The decision on whether to open on Thanksgiving affects big box and chain retailers more than malls and independent retailers, said Cohen of the Retail Federation. Shoppers typically plan their Gray Thursday and Black Friday shopping strategically. Consumers who planned to go shopping on Thursday are still going out, they’ll just adjust their plan according to what is open.
Black Friday’s shift to a more relaxed pace is a boon for consumers, said Ivy Chou, Marketing & Public Relations Director at DealsPlus.com. “You don’t need to wait in line anymore,” Chou said.
But that doesn’t mean consumers can completely relax. Chou recommends looking for specific items, such as televisions, on Black Friday when they are marked down the most. Afterward, shoppers should look for perks such as gift cards, extra discount coupons and rebates to balance their budget. It also helps to study ad circulars or online promotions before hitting the stores to find the best bargains.
At Meijer, where most stores are open 24 hours a day, new specials go one sale at 6 a.m. Thursday, Friday and Saturday.
In her 16 years working for Meijer, Seleana Yancey has seen her share of chaos. That is why the director of the store on Grand River in Detroit said her Black Friday goal is to minimize confusion, create an easy shopping experience and pump up her sales associates for the long haul.
For example, Meijer has a store map that highlights where each of its hottest deals are located. Her store will open as many cashier lines as possible.

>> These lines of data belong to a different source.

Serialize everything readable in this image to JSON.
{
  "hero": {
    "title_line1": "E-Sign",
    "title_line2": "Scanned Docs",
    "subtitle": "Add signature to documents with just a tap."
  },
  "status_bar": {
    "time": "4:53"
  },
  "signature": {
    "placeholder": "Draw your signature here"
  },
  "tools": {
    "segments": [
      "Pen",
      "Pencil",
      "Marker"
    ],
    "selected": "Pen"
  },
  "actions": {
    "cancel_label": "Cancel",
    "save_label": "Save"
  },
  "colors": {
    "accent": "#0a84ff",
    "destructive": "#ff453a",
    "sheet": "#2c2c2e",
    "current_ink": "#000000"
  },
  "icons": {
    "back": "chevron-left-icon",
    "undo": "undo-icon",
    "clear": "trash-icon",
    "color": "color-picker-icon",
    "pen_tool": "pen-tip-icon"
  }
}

And she plans on bringing coffee and doughnuts to employees who need a sugar fix.
“We’re going to make this a fun day,” Yancey said. “We’ve tried every year to make it better and easier for our customers (and) for our team members.”
Metro Detroit freelance journalist Karen Dybis contributed.